Citation

Scheper, Jeroen; Bukovinszky, Tibor; Huigens, Martinus E.; Kleijn, David (2021), Attractiveness of sown wildflower strips to flower-visiting insects depends on seed mixture and establishment success, Dryad, Dataset, https://doi.org/10.5061/dryad.44j0zpcf4

Abstract

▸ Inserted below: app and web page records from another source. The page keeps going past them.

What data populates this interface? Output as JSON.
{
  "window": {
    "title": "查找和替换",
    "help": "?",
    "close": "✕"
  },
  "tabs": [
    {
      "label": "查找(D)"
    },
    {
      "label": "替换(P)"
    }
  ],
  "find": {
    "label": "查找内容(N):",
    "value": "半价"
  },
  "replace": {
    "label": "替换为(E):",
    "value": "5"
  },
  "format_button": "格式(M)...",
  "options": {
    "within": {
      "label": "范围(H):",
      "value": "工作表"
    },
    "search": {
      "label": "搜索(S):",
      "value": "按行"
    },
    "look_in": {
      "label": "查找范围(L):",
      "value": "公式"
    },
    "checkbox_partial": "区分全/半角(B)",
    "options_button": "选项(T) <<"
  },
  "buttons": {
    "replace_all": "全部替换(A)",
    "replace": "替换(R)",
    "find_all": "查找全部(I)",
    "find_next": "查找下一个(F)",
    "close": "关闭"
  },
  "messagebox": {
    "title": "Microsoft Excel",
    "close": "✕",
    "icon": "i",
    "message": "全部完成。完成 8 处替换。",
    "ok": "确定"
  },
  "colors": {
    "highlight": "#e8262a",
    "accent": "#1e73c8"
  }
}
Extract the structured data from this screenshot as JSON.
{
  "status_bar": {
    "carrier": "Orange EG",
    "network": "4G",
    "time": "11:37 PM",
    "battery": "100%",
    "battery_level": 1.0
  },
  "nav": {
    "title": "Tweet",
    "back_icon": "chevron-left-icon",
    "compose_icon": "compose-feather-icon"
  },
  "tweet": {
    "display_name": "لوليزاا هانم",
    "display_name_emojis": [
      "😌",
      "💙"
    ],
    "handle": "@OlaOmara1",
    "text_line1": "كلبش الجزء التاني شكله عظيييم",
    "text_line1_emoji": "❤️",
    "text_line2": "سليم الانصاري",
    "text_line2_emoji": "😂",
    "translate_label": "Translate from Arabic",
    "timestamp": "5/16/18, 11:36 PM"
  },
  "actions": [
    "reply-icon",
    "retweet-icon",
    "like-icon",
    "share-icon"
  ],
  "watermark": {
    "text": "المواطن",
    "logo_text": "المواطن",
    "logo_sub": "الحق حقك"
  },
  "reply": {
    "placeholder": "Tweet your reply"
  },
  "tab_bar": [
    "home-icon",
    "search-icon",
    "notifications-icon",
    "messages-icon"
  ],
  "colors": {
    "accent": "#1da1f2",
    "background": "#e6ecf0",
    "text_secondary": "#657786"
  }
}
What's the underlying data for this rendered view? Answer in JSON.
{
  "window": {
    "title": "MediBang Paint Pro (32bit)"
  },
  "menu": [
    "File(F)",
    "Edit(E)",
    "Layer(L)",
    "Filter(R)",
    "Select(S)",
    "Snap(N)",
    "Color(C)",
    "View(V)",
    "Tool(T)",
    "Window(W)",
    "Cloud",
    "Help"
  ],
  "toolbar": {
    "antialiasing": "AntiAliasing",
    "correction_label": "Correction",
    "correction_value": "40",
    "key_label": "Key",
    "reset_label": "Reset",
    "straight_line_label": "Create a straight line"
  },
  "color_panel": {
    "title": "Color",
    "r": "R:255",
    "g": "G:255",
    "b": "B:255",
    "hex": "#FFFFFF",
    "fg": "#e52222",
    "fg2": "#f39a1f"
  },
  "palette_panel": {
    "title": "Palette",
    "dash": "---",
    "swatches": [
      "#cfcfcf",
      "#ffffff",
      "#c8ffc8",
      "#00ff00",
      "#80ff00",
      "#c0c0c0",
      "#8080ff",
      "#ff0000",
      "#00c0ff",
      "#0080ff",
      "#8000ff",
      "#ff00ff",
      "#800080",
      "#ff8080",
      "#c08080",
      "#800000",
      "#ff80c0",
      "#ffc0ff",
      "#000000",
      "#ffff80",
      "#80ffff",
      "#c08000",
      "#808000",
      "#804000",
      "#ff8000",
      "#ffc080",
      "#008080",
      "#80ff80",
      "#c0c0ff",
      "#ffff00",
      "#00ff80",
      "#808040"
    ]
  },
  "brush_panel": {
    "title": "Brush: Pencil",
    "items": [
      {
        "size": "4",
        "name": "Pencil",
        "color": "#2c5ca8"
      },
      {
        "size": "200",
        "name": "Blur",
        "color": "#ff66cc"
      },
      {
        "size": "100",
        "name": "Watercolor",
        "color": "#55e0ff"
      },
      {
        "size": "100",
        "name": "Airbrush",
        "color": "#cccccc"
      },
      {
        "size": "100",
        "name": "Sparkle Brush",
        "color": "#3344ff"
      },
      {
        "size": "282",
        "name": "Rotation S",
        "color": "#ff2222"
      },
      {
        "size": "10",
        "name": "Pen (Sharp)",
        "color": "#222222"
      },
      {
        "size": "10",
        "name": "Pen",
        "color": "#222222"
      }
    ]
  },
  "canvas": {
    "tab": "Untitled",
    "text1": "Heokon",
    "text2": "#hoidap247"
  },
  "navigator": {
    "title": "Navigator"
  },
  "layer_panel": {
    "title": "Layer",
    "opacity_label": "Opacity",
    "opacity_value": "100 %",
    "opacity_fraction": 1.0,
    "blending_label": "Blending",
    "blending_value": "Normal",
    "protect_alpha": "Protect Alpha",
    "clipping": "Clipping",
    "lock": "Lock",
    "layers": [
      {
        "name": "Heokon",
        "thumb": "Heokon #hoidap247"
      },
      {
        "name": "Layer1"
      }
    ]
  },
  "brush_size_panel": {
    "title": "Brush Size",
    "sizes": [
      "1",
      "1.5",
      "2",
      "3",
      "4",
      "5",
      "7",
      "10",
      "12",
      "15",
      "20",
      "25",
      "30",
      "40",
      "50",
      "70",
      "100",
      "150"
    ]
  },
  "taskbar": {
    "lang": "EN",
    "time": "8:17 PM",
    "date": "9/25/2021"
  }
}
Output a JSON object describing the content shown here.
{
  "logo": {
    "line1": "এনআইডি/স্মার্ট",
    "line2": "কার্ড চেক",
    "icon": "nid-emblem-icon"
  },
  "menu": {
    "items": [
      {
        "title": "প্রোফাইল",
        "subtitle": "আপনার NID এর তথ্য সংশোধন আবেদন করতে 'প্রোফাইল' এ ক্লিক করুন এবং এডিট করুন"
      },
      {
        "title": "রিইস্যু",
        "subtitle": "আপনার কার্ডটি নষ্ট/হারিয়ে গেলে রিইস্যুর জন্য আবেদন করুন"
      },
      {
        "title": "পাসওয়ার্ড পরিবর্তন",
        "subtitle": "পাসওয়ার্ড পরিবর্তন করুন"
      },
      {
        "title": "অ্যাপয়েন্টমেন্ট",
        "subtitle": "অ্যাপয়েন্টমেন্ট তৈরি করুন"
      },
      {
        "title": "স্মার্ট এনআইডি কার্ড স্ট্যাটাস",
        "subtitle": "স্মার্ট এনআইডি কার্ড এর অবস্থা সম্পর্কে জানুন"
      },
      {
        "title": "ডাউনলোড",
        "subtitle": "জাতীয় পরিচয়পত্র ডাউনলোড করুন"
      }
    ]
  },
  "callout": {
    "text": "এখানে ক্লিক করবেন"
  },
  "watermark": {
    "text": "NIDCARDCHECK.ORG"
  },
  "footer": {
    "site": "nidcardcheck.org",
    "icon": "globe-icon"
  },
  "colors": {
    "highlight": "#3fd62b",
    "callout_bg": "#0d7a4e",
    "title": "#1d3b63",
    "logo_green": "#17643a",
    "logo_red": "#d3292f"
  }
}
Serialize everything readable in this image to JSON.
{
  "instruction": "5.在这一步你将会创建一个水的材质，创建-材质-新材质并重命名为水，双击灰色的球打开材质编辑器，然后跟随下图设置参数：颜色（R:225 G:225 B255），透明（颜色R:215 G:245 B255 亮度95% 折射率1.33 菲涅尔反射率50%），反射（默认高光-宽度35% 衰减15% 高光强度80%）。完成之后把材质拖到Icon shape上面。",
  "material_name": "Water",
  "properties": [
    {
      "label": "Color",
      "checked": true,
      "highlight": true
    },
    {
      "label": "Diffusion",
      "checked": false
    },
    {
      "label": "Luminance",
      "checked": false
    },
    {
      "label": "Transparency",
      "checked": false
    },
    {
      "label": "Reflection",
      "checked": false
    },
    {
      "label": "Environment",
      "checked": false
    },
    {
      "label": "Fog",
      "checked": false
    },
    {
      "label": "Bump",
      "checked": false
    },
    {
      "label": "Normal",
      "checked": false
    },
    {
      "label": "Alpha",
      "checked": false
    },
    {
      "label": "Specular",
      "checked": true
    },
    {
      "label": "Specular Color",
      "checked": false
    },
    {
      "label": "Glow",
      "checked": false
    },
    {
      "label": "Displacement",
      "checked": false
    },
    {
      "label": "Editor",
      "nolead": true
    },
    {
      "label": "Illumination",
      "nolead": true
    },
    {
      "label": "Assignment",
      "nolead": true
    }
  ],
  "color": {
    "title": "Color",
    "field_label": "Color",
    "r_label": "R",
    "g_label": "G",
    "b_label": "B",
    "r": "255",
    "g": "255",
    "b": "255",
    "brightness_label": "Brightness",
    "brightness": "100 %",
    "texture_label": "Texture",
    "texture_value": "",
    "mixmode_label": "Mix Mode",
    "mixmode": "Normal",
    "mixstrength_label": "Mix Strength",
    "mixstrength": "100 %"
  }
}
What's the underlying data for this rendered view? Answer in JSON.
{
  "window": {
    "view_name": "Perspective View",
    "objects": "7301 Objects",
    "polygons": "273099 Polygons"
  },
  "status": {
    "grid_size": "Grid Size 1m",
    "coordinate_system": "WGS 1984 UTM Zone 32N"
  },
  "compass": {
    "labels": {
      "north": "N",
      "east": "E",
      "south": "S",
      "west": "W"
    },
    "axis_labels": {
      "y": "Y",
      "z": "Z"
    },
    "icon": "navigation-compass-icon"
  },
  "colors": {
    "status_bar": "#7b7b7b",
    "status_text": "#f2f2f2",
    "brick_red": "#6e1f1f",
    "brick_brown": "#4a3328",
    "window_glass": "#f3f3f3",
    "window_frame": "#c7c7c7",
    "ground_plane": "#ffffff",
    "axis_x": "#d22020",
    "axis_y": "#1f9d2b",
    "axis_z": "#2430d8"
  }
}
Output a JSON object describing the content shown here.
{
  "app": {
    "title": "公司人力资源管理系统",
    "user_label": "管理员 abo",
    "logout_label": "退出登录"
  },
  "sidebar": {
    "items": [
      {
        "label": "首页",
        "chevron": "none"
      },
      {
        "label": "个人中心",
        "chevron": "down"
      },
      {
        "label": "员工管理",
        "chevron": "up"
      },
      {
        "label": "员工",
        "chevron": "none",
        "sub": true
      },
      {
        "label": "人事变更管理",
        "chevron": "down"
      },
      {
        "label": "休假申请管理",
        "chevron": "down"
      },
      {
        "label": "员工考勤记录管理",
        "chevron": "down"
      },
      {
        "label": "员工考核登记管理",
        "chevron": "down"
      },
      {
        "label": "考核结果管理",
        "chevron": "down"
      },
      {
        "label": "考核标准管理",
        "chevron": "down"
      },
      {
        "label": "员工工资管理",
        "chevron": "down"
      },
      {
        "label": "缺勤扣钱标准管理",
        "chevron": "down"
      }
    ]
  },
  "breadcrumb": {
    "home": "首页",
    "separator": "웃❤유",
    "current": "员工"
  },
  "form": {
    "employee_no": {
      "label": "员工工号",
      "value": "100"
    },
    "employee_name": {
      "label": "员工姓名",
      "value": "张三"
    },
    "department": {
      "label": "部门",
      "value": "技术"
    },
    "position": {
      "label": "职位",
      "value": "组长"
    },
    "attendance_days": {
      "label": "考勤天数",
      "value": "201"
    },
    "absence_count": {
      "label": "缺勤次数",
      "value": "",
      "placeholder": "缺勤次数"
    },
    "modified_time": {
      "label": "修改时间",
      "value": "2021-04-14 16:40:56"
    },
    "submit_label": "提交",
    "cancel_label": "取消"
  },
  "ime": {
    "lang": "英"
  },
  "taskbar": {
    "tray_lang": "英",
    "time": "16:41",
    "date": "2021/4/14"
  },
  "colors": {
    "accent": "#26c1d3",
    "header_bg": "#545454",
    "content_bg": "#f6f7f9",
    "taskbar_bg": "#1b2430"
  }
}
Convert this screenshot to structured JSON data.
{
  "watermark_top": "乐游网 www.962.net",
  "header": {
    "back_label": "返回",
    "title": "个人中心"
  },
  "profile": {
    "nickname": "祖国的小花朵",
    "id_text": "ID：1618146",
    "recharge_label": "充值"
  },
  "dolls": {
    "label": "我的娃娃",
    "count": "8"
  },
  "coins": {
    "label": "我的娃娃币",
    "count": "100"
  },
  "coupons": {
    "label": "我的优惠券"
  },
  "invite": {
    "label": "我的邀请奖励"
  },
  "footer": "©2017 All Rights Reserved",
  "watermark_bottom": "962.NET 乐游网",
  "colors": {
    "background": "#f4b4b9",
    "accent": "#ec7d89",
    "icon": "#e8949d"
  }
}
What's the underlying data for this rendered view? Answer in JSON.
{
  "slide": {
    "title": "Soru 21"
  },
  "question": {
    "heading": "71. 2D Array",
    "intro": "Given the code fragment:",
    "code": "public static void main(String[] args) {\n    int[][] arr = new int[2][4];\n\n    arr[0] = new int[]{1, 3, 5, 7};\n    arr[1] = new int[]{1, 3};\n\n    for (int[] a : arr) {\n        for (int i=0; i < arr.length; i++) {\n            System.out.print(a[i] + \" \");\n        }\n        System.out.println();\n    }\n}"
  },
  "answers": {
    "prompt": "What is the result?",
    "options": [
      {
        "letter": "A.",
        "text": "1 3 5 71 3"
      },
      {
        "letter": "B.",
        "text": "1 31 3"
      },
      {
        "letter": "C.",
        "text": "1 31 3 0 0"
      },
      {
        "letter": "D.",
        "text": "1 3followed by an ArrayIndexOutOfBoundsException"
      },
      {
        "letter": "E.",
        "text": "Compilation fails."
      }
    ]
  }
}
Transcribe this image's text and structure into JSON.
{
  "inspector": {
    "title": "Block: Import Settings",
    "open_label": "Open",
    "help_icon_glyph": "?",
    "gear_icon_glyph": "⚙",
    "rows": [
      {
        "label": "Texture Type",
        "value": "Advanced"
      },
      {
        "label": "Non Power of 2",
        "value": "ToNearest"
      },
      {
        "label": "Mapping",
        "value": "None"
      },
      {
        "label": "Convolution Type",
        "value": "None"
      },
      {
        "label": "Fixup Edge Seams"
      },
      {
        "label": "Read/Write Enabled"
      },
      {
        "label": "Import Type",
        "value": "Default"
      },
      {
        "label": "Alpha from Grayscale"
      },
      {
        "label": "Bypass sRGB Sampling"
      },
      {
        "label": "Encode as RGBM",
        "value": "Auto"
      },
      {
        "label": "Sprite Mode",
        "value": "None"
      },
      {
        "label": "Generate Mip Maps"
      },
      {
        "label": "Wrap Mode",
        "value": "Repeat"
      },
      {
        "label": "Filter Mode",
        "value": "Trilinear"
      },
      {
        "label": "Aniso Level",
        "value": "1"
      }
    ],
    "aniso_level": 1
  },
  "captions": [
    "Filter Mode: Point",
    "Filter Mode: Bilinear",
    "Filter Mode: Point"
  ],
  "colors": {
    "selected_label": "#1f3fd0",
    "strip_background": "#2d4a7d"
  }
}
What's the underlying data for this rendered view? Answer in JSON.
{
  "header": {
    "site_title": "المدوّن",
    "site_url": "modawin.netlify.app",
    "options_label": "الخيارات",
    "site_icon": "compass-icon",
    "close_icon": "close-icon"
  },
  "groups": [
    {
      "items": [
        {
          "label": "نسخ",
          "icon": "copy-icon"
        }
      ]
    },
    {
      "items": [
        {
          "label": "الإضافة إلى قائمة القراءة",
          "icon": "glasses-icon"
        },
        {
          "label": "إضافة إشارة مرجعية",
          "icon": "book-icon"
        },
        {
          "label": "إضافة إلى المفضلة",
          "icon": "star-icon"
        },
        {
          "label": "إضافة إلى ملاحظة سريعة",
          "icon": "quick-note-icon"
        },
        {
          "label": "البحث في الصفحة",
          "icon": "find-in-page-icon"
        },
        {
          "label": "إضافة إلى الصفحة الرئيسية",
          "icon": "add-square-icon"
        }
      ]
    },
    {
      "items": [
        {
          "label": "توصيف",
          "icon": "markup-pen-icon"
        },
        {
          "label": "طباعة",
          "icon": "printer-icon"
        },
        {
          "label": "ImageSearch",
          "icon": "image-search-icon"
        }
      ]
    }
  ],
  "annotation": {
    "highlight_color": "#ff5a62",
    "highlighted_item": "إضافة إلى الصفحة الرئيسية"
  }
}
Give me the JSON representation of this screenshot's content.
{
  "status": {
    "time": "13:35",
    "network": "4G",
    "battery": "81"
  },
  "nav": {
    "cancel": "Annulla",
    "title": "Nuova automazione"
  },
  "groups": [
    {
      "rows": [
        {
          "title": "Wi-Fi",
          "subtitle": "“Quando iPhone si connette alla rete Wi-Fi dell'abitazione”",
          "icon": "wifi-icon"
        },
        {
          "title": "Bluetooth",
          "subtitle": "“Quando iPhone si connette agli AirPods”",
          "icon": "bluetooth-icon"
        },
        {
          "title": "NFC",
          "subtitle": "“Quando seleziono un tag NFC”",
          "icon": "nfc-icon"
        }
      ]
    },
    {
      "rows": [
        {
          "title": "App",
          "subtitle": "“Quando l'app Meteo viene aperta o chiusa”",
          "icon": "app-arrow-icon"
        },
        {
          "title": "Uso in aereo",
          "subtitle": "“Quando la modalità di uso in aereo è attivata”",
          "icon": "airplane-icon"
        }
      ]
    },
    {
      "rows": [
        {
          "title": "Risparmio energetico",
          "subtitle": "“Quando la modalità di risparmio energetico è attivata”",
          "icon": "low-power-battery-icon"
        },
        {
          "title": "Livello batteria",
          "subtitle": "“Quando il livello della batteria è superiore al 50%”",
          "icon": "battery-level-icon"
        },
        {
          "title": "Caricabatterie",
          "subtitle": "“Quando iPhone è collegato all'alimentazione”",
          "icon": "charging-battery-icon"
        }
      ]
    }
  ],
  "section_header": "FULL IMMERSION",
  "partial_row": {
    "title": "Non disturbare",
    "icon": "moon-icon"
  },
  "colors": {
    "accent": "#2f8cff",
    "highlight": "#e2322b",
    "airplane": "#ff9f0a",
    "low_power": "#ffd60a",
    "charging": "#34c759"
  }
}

Establishing wildflower strips has been suggested as an effective measure to promote pollination services, pest control or general insect biodiversity, but little is known about the integration of these different objectives when selecting flower seed mixtures. In ten agricultural landscapes in the Netherlands, we established a wildflower strip (0.4 – 4.9 ha) with half of each strip sown with a mixture targeting longer-tongued pollinators and the other half sown with a mixture targeting shorter-tongued pollinators and natural enemies. We determined establishment success of sown wildflowers and evaluated the attractiveness of the established flower communities to multiple functional groups of flower visitors: bumblebees (long-tongued pollinators), hoverflies (short-tongued pollinators and natural enemies), and butterflies and total flower-visitor richness (indicators of wider biodiversity values). Bumblebees clearly preferred the pollinatortargeted seed mixture and were positively associated with cover of Fabaceae and negatively with Apiaceae. Hoverflies consistently preferred the natural enemy mixture and were positively associated with Apiaceae. The other target groups displayed no clear responses to seed mixture type but instead were associated with local flower richness within strips. Across sites, responses of flower-visitors to sown mixture types did not depend on wildflower strip size, proportion of surrounding semi-natural habitat, or flower variables. However, all flower-visitors except butterflies increased with increasing cover or richness of (sown) flower species across sites. Our results suggest that, although species-rich wildflower strips may benefit several species groups, maximising different objectives involves trade-offs between functional groups that prefer short- or long-corolla flowers. Furthermore, our study suggests that sowing a wildflower mixture does not necessarily result in a vegetation with the same composition as the seed mixture as species may establish poorly or not at all. Selection of flower species for seed mixtures should therefore, in addition to insect target group, take the establishment characteristics of plant species into account.

Methods

Abundance and richness of bumblebees, hoverflies, and flower cover and richness were surveyed in ten wildflower strips in the Netherlands in 2013 and 2014. Half of each strip was sown with a flower seed mixture targeting pollinators, the other half was sown with a seed mixture targeting natural enemies. Flower-visitors and flowers were surveyed in five 10 m  x 5 m transects per mixture-type, three times in 2013 (June, July and August) and two times in 2014 (June and August).

Funding

Netherlands Organization for Scientific Research (NWO), Award: 841.11.001

Netherlands Organization for Scientific Research (NWO), Award: 841.11.001